Cleaning an acrylic awning can be achieved by using a stiff brush, dish soap, and water. Similar to vinyl awnings, avoid scrubbing deeply, as it can remove the water-repelling finish and ruin your awning.

The second option for cleaning your camper’s acrylic awning is using a protectant spray designed to restore water repellency, but one that will not damage the fabric or factory finish.

InTech Sol Horizon at campsite

How To Remove Mold From An RV Awning

Chemical Cleaners

For acrylic camper awnings with mold you do not use bleach for cleaning. A diluted bleach solution will remove the surface issue, but the bleach solution cannot remove the mold spores and roots that are penetrating the fabric.
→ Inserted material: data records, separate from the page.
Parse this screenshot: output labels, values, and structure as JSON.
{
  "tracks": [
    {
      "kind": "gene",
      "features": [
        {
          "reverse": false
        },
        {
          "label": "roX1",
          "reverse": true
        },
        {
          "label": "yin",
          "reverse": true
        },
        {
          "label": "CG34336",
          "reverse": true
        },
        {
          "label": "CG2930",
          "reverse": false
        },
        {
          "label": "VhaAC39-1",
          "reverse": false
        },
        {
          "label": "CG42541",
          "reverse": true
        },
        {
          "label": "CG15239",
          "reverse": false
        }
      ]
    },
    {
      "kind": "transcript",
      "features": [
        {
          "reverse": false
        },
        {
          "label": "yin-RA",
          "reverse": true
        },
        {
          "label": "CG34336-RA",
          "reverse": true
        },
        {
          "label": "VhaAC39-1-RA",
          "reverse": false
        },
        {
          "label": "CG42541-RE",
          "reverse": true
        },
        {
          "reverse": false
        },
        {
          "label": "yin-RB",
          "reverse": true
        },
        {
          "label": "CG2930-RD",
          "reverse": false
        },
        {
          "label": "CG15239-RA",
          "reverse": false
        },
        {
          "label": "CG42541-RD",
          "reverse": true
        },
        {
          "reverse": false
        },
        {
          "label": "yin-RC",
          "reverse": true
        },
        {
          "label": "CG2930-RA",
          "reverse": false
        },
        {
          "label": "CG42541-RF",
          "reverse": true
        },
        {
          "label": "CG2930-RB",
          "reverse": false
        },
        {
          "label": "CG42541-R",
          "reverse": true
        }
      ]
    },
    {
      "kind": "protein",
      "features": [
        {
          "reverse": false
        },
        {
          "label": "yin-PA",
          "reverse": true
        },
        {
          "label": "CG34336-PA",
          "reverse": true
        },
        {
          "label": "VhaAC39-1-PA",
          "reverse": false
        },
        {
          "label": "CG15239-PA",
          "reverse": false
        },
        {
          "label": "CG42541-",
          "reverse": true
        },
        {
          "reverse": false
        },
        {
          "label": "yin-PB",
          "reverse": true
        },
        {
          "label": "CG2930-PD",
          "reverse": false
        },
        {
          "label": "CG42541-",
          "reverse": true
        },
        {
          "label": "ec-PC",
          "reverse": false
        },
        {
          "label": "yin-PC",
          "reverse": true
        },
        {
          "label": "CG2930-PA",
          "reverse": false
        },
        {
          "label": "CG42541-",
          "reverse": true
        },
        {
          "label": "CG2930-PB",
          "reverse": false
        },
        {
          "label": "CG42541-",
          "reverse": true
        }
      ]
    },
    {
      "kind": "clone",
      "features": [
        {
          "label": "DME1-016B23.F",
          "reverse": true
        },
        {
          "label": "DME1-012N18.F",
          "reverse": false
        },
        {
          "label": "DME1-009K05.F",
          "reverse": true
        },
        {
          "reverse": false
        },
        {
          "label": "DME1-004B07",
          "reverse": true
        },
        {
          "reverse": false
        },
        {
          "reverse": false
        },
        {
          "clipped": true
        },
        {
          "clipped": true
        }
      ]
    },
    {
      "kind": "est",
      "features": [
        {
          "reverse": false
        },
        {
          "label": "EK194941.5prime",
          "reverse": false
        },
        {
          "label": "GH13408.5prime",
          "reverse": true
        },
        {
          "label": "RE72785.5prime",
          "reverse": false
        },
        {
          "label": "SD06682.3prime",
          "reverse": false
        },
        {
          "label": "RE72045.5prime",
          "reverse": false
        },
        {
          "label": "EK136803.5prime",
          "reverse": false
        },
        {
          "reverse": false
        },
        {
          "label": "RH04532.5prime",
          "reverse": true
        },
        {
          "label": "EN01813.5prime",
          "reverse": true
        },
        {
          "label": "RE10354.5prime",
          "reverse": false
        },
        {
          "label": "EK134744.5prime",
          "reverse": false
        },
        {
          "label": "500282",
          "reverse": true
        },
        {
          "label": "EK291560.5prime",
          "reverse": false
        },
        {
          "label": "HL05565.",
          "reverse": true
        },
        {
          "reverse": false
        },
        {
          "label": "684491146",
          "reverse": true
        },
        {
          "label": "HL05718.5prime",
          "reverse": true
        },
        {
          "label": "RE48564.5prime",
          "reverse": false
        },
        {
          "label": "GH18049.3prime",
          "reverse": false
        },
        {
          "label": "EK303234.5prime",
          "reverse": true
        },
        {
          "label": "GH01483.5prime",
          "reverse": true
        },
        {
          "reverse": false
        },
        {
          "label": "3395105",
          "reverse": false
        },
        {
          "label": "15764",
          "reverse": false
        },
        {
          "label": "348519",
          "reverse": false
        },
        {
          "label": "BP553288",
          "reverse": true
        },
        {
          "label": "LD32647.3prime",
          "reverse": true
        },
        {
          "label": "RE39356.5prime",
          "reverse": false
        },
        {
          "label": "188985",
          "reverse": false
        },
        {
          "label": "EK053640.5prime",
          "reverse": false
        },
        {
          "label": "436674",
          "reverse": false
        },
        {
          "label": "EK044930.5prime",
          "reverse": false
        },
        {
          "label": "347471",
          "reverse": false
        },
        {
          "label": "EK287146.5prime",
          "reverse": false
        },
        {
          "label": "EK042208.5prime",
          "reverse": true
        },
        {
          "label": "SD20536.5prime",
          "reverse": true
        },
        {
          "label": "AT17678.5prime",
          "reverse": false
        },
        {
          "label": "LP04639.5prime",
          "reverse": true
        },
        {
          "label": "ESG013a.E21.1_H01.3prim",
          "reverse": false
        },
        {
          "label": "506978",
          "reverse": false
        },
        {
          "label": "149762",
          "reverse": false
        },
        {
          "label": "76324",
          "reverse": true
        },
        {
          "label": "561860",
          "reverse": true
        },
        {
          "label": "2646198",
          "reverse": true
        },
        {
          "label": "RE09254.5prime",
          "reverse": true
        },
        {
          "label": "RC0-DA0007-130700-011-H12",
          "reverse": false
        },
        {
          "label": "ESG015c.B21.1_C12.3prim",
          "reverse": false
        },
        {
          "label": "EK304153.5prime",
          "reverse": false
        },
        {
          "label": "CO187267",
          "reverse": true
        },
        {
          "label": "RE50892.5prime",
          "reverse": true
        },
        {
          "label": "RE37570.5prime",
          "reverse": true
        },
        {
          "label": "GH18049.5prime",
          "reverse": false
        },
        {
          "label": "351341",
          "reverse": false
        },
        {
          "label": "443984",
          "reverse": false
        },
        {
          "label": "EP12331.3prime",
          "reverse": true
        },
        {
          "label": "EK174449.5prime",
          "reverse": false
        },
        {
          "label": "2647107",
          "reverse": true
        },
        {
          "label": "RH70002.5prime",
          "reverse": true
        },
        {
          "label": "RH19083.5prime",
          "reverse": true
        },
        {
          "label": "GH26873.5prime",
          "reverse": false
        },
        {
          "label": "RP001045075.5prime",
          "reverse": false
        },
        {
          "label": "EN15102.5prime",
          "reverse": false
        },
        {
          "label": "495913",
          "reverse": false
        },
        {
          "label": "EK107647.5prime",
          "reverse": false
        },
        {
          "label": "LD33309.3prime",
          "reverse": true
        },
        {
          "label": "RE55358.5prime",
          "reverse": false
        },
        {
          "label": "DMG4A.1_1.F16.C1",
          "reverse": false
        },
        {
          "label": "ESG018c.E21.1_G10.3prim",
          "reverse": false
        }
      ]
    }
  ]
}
To clean acrylic awnings we suggest using an antimicrobial cleaner to remove the surface mold and any deeply rooted mold spores. 

However, campers with vinyl awnings can tolerate a diluted bleach solution to successfully remove the surface mold and the mold roots. A diluted water and bleach mixture applied directly to the affected area should kill the mold and dislodge it so you can remove it.

To dilute bleach, mix no more than 1 cup of bleach to one gallon of water. This is the Center for Disease Control’s (CDC) recommended dilution for killing mold.

After waiting roughly 10 minutes, use a soft brush to gently scrub away the mold. Rinse the area with clean water to remove any residual bleach solution.

A chemical alternative to bleach for vinyl awnings is also using an antimicrobial cleaner designed especially for mold

DIY RV Awning Cleaner

If you want to avoid chemical cleaners, you can make DIY cleaners with ingredients you have in your pantry. These homemade cleaning solutions can work on both vinyl and acrylic RV awnings.

Using a combination of vinegar and baking soda can effectively remove mold and mildew.

First, soak or spray the affected area with white distilled vinegar. Allow the vinegar to stay on the moldy surface for about 5 – 10 minutes.

Then, sprinkle a generous amount of baking soda on top of the vinegar. The baking soda and vinegar might cause a fizzy reaction at this point, so do not be alarmed.

Using a soft brush, gently scrub in circular motions to dislodge and remove the mold.

This process may require a few passes but you will not have deal with nasty chemicals to get rid of mold and mildew.

How To Remove Tree Sap From An RV Awning

Camping in the woods means camping under trees. Every RVer will soon discover that forest camping is awesome until you realize that the trees drop sap, needles and leaves on your awning and your roof all day long.

Tree sap can is a sticky mess that general household cleaners or soap and water alone will not remove.

You do need to remove the sap as soon as possible. Otherwise, the sap will attract debris and create a bigger, sticky problem.

Dried sap can also create hardened bits that might tear or puncture your awning as it is rolled and unrolled.

For fresh sap or sap that has been baked in the sun you can try using a marine grade degreaser. (Also available on Walmart).

Dried tree sap that has been attached for some time is more difficult to remove. For this situation, we suggest using rubbing alcohol (also called Isopropyl Alcohol) – to spot clean the areas affected by tree sap.

Cleaning an RV awning is just one of the many routine maintenance tasks you need to perform. Be sure to see our tire pressure guide which is essential before travel days, as well as easy steps to clean your holding tank effectively.